▶ [DIRECTIONS]:
Among the records below, find each line bearing the word "from" and copy it.

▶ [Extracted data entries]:
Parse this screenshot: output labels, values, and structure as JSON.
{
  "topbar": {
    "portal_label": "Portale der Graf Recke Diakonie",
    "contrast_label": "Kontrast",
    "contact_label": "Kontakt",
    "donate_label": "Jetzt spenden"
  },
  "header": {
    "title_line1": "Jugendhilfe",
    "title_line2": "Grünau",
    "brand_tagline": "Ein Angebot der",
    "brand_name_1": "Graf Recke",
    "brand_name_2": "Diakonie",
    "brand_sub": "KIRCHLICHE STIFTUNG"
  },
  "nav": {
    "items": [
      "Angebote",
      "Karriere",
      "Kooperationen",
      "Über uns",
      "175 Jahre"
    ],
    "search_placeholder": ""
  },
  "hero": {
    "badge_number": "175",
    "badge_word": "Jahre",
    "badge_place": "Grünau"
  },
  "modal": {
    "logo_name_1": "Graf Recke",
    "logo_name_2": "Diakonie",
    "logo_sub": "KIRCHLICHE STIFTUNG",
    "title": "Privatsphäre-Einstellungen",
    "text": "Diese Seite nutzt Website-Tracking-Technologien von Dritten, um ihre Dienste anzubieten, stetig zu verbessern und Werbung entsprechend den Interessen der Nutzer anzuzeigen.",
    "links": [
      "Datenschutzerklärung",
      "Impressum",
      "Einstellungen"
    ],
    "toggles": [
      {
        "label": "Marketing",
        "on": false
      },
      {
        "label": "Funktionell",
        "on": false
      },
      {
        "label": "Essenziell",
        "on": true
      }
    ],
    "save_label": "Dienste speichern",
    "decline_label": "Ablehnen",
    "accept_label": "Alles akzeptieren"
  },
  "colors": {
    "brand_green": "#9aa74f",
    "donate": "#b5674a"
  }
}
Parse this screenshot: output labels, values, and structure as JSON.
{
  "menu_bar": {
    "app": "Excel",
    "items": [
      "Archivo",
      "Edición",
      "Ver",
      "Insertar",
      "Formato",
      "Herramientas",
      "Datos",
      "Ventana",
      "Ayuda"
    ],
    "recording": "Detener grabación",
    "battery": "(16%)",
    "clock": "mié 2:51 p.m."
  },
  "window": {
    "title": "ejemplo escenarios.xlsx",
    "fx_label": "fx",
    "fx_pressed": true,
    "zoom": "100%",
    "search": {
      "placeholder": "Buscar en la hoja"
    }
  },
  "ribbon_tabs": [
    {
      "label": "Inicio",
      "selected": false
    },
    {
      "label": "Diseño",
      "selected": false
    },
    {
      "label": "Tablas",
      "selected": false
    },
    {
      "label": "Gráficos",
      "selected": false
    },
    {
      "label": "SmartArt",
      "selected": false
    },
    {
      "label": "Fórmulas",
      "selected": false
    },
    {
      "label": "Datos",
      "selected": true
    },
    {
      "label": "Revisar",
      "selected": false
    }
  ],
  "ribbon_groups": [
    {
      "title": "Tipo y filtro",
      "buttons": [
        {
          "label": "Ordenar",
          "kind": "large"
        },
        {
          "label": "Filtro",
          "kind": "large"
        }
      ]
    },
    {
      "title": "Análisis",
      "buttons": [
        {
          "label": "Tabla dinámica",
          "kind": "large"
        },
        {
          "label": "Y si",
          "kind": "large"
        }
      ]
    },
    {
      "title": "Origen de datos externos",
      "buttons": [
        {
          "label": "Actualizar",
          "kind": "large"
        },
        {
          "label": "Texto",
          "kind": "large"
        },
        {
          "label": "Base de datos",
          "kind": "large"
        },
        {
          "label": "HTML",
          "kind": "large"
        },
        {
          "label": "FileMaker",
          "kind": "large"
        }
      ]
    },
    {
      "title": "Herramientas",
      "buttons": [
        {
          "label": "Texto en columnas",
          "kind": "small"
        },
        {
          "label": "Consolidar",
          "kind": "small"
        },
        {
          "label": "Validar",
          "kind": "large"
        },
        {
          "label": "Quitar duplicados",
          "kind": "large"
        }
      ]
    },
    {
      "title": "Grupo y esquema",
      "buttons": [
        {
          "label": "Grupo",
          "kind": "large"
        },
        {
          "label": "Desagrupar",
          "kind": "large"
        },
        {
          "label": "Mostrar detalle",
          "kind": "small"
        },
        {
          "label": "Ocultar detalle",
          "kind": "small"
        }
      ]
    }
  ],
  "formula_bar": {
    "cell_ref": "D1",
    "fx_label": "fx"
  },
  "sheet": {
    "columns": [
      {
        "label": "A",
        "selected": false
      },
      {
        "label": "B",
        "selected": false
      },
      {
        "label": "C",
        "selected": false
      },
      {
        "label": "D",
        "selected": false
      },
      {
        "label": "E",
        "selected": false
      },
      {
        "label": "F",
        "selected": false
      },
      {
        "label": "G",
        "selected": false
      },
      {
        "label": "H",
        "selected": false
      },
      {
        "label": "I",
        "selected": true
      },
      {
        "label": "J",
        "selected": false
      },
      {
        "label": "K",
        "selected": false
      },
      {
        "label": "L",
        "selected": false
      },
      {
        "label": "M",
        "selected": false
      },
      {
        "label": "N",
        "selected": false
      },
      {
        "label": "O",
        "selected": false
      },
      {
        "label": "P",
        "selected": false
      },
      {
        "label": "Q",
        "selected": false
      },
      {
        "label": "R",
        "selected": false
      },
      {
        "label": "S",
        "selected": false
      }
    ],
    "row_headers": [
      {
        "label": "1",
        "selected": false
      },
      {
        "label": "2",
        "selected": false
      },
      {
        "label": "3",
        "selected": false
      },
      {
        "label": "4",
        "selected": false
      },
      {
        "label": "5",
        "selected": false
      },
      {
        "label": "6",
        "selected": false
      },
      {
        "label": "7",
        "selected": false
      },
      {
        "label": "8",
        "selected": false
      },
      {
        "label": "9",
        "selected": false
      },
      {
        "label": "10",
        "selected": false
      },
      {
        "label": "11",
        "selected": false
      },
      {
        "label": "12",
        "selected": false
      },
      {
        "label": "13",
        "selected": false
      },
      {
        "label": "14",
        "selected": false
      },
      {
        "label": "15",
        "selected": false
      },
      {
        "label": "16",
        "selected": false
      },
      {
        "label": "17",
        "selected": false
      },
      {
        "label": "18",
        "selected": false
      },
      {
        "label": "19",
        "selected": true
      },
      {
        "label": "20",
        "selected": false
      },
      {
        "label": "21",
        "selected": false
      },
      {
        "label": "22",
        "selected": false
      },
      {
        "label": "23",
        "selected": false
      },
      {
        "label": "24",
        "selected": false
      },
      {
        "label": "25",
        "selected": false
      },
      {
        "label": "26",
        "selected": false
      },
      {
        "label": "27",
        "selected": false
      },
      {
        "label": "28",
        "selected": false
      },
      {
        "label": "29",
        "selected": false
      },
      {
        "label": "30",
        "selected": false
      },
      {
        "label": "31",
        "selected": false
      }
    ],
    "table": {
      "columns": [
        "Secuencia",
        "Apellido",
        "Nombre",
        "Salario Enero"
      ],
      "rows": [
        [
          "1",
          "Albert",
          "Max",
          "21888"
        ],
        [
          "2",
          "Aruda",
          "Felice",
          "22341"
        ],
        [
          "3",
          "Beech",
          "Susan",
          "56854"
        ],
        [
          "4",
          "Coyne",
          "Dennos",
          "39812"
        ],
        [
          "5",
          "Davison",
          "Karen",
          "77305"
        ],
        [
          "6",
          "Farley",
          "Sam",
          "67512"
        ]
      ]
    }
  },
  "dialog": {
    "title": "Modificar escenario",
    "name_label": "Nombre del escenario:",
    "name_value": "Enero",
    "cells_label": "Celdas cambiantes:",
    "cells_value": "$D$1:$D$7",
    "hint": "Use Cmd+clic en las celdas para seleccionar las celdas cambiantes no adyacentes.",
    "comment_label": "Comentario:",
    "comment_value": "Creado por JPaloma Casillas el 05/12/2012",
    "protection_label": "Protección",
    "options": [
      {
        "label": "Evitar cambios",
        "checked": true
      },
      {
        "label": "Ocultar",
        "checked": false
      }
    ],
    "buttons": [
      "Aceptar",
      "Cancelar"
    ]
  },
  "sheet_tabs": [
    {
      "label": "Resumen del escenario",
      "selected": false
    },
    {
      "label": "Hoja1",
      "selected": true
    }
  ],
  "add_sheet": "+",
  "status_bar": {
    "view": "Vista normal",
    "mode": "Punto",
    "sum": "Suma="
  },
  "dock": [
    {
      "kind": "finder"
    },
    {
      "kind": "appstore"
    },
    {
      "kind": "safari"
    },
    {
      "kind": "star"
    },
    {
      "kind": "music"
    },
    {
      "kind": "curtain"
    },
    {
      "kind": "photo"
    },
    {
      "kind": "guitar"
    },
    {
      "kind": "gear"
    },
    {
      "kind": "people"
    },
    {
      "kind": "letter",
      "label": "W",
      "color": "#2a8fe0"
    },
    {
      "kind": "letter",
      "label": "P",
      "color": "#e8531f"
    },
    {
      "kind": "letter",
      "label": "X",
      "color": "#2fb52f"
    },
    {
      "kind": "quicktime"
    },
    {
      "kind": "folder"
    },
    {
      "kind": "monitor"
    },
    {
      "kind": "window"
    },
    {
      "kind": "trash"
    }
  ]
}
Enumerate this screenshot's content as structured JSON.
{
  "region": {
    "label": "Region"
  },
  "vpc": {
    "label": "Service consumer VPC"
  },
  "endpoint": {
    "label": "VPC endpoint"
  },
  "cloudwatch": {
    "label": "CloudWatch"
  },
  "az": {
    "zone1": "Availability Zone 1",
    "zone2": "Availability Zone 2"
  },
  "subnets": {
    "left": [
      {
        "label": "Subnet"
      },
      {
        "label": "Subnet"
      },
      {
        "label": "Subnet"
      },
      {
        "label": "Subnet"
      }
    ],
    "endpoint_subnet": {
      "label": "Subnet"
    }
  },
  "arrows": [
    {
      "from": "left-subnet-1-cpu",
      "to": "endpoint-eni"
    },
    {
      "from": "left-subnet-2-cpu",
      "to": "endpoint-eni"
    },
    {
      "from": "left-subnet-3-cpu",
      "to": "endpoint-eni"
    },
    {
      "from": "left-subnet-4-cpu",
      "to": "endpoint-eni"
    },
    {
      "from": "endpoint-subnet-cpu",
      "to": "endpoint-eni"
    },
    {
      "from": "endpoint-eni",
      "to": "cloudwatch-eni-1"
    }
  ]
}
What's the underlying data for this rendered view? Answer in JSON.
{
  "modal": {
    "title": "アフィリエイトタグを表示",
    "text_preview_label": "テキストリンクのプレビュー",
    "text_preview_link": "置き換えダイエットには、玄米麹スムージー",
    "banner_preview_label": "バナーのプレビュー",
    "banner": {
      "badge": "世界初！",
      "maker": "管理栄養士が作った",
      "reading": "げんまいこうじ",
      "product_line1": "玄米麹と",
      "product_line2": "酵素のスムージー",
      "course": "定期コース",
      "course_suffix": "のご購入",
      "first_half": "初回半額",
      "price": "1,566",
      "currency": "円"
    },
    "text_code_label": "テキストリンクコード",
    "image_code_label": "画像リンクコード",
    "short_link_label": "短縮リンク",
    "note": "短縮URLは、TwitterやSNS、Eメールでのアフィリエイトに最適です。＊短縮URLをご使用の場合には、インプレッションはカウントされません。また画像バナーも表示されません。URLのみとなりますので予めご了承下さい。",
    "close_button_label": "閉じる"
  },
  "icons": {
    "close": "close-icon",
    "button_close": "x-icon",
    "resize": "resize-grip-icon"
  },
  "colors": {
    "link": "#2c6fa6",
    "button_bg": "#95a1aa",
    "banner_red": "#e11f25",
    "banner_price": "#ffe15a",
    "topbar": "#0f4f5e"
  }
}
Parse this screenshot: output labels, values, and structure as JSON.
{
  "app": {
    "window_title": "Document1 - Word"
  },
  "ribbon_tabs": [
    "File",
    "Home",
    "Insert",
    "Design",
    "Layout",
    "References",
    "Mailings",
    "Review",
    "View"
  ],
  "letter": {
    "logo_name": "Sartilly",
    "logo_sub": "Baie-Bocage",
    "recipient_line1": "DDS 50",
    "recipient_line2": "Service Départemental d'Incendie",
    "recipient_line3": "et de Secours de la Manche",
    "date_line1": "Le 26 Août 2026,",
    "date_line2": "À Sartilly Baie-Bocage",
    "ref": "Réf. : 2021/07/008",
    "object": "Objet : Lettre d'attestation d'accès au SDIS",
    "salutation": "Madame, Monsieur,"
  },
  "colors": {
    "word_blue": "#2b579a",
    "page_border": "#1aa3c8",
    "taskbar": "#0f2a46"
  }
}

▶ [ANSWER TO THIS EXERCISE]:
      "from": "left-subnet-1-cpu",
      "from": "left-subnet-2-cpu",
      "from": "left-subnet-3-cpu",
      "from": "left-subnet-4-cpu",
      "from": "endpoint-subnet-cpu",
      "from": "endpoint-eni",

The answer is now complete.